Two years ago, my husband and I had hit a really rough spot. We were relying on the good graces of a friend for shelter and some nights we couldn't even afford the 15 cent packet of ramen noodles for dinner. Both of us are fairly unemployable, having between us just one GED in a world where Starbucks can choose from doctorates, and so we were trying to start a business that could support us financially. We put every spare penny into getting gas for the car. We were getting barely a quarter of his previous pay from unemployment and that amount put us in an income bracket that disqualified us for government assistance with food and other bills. It was an incredibly difficult position to be in, especially after the year we'd had.
In this time, my husband made an amazing decision. Before he'd lost his job he'd promised a certain amount - roughly a tenth of our income - to a charity on a monthly basis. I found out that first month that losing his job hadn't changed that decision. Before he paid any other bills, before we went grocery shopping, he wrote a check to that charity. In his mind it wasn't even a question. He'd made a promise, and he knew that God could handle taking care of us whether he kept his promise or not. His integrity demanded that he follow through and his faith promised it would work out.

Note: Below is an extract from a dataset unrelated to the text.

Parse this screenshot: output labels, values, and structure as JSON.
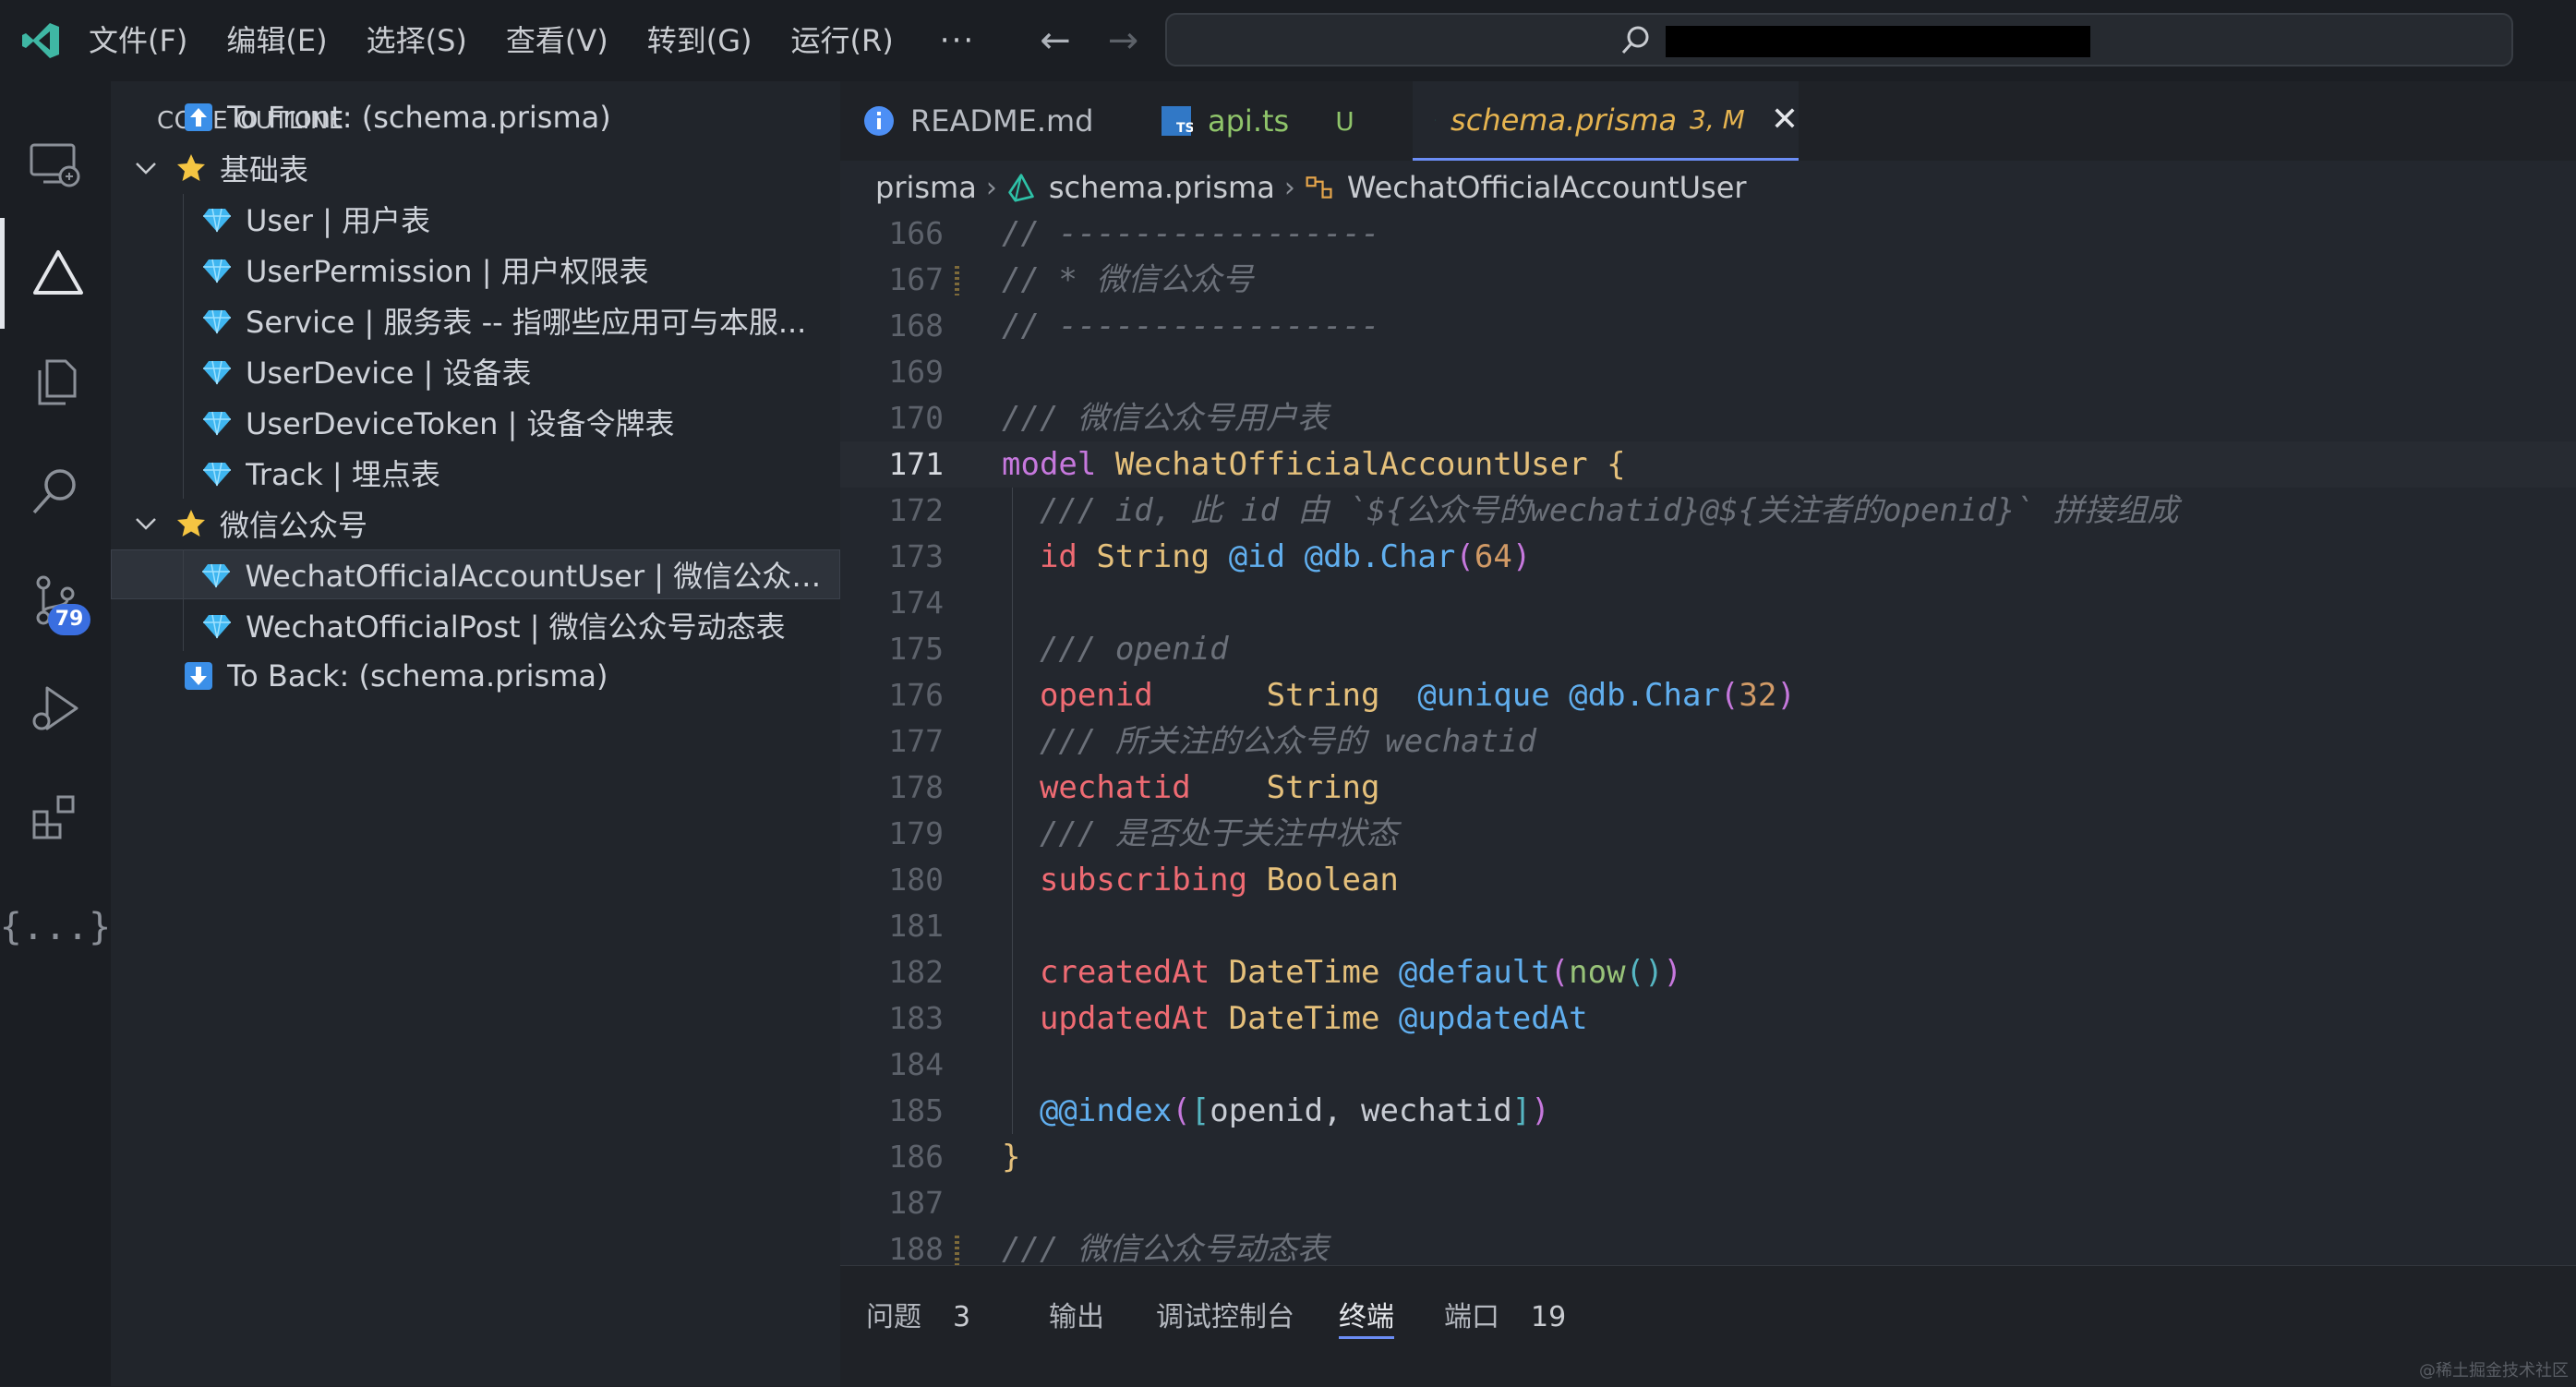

I was furious. I'm not proud to admit that, but I was. I was in full on McDuck mode, thinking only about how that money could have benefited us. When my husband later continued to give what small amounts we could to those in need around us, I got angrier. It created a crossroads in my life where I had to decide whether I was going to trust God and submit to my husband, or become a nuisance and try to control things.
Fortunately, I'd already been under mentorship for a while and I'd learned to think more in terms of who I wanted to become. I wanted to be someone who trusted my husband, who trusted God, and who walked in faith. So I made the decision to do so. When the nagging thoughts in the back of my head wouldn't go away I approached my husband with humility and explained my concerns. I talked to him about how I was worried that with us doing so much giving to others, there wouldn't be enough for us. That's when he explained his faith and that he already knew God was going to get us out of this, so it was easy for him to be generous with others. He explained that God had given us an opportunity to see what he could do, and so our job was just to trust him and to put our time and what money we did have to work in faith. We did a lot of volunteer work in that time, and we never missed one of those payments we'd promised to make.

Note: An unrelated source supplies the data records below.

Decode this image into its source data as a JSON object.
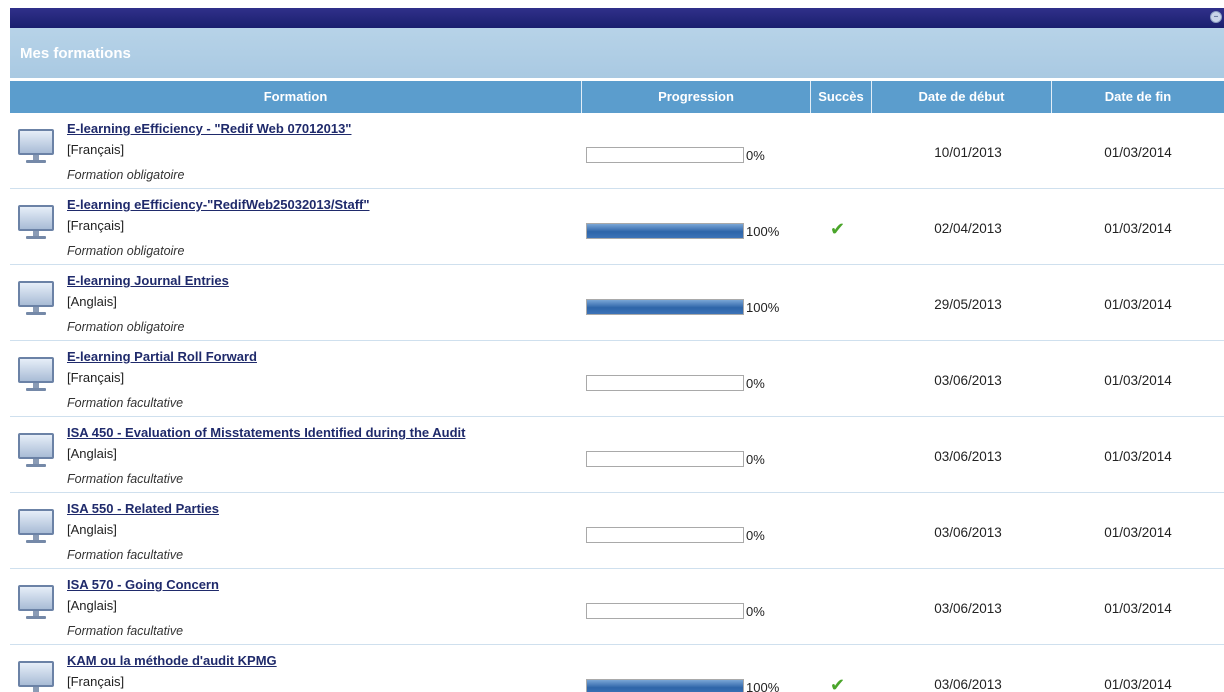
{
  "panel": {
    "title": "Mes formations",
    "collapse_icon": "minus-circle-icon"
  },
  "columns": {
    "formation": "Formation",
    "progression": "Progression",
    "succes": "Succès",
    "date_debut": "Date de début",
    "date_fin": "Date de fin"
  },
  "courses": [
    {
      "title": "E-learning eEfficiency - \"Redif Web 07012013\"",
      "language": "[Français]",
      "type": "Formation obligatoire",
      "progress": 0,
      "progress_label": "0%",
      "success": false,
      "start": "10/01/2013",
      "end": "01/03/2014"
    },
    {
      "title": "E-learning eEfficiency-\"RedifWeb25032013/Staff\"",
      "language": "[Français]",
      "type": "Formation obligatoire",
      "progress": 100,
      "progress_label": "100%",
      "success": true,
      "start": "02/04/2013",
      "end": "01/03/2014"
    },
    {
      "title": "E-learning Journal Entries",
      "language": "[Anglais]",
      "type": "Formation obligatoire",
      "progress": 100,
      "progress_label": "100%",
      "success": false,
      "start": "29/05/2013",
      "end": "01/03/2014"
    },
    {
      "title": "E-learning Partial Roll Forward",
      "language": "[Français]",
      "type": "Formation facultative",
      "progress": 0,
      "progress_label": "0%",
      "success": false,
      "start": "03/06/2013",
      "end": "01/03/2014"
    },
    {
      "title": "ISA 450 - Evaluation of Misstatements Identified during the Audit",
      "language": "[Anglais]",
      "type": "Formation facultative",
      "progress": 0,
      "progress_label": "0%",
      "success": false,
      "start": "03/06/2013",
      "end": "01/03/2014"
    },
    {
      "title": "ISA 550 - Related Parties",
      "language": "[Anglais]",
      "type": "Formation facultative",
      "progress": 0,
      "progress_label": "0%",
      "success": false,
      "start": "03/06/2013",
      "end": "01/03/2014"
    },
    {
      "title": "ISA 570 - Going Concern",
      "language": "[Anglais]",
      "type": "Formation facultative",
      "progress": 0,
      "progress_label": "0%",
      "success": false,
      "start": "03/06/2013",
      "end": "01/03/2014"
    },
    {
      "title": "KAM ou la méthode d'audit KPMG",
      "language": "[Français]",
      "type": "",
      "progress": 100,
      "progress_label": "100%",
      "success": true,
      "start": "03/06/2013",
      "end": "01/03/2014"
    }
  ],
  "icons": {
    "course": "monitor-icon",
    "success": "checkmark-icon"
  },
  "colors": {
    "header_blue": "#5b9dcd",
    "topbar": "#1a1f6e",
    "progress_fill": "#2e65a9",
    "success_green": "#4aa52a"
  }
}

I couldn't understand it at the time, but I stuck with my decision to trust God like he did. I prayed that God would prove my husband's faith and strengthen mine. It was an agonizing few days, waiting for a miracle. Finally, something did happen - and I almost didn't see it. We paid all of our bills for that month, even paying rent to our friend who was helping us. To this day I don't know where the money came from. After that, people started inviting us over for dinner, just to hang out. With no idea of our struggle (we kept a good front because we didn't want to draw attention to ourselves), people started being used by God to feed us. For the first few months, before business picked up for us, God fed us at the tables of people we had only just met and he somehow kept our bills paid. Then business slowly started to escalate.
Today, we are abundantly blessed. Our income has tripled from what it was while my husband was working at his job, and we've been put in a position to be able to bless others. I don't say this to boast! I want you to know that God is capable of taking care of us in ways we would have never imagined. But it all starts with faith. It all starts with that one step into what we don't know, trusting that God is going to make it work. And when you have very little in life, that process starts in your heart because of your decision to have faith -which is backed up by actions like giving.

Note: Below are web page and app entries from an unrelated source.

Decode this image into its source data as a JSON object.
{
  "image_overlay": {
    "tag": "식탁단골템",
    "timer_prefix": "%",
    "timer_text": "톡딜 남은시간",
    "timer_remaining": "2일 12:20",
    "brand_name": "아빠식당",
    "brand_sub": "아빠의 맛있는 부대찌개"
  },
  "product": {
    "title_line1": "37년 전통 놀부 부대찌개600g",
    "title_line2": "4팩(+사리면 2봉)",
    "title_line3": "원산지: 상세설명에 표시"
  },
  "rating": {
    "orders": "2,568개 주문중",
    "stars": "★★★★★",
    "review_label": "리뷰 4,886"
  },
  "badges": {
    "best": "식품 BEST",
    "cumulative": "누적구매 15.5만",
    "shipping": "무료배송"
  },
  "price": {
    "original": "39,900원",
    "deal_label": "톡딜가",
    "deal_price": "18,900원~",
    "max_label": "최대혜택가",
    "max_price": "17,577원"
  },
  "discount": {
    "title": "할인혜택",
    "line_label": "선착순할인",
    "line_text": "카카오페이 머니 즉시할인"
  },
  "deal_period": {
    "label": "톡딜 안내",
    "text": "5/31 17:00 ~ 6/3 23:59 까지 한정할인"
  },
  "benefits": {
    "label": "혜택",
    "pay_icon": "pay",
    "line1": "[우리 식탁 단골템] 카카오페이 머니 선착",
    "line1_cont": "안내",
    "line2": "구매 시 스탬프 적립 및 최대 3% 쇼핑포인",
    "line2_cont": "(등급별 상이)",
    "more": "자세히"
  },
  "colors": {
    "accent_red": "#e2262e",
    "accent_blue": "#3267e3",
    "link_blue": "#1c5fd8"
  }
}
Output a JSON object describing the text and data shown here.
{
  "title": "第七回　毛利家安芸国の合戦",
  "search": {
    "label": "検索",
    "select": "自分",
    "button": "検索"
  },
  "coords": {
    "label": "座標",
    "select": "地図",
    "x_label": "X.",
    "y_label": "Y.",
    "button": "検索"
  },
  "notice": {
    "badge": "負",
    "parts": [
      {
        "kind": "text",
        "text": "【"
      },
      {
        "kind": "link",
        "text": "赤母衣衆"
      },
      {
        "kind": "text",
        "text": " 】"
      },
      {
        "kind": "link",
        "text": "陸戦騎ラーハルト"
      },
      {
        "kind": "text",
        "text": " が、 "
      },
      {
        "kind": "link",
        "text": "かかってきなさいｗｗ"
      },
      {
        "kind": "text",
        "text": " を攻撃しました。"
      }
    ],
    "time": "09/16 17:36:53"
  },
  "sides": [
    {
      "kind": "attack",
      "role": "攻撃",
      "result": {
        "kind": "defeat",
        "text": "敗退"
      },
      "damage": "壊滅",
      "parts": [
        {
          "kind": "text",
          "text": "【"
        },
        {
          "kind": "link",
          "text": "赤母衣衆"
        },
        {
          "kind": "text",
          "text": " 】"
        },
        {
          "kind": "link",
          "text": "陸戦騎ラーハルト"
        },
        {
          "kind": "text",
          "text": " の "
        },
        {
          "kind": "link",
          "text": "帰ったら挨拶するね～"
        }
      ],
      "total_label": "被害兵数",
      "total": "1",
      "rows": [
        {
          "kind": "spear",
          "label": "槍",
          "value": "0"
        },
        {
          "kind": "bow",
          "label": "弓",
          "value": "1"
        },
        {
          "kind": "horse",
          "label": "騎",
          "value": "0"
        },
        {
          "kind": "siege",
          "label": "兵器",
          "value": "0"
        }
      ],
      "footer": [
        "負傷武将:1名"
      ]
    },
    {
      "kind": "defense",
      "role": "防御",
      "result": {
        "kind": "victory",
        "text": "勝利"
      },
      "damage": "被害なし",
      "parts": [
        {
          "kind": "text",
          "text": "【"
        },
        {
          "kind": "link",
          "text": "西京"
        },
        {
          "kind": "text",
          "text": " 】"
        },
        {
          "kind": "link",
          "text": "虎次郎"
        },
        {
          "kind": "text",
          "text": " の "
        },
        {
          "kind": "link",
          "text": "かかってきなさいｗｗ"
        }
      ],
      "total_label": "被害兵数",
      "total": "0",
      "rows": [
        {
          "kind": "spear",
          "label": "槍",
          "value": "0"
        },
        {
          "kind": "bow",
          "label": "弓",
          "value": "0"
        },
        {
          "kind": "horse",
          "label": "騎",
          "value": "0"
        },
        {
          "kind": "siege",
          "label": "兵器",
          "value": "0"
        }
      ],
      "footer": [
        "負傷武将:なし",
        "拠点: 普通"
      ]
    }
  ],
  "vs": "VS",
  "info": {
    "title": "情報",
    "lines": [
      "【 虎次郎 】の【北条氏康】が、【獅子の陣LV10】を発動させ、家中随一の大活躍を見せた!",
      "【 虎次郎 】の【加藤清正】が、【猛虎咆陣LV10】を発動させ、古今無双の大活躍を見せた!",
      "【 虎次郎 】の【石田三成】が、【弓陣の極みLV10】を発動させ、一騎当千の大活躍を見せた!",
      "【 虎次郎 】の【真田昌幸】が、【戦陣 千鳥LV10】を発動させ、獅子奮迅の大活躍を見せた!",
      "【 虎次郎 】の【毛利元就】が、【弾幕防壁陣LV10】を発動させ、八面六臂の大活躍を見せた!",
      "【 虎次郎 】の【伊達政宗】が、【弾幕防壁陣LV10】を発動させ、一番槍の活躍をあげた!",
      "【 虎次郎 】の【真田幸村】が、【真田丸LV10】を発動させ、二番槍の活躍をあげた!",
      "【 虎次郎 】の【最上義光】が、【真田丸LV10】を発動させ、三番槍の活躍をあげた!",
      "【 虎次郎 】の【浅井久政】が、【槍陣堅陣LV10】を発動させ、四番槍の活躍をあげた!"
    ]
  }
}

Give to prove your faith, and to increase it. This will create in you a generous spirit, and only the generous spirit can receive all that God has for us.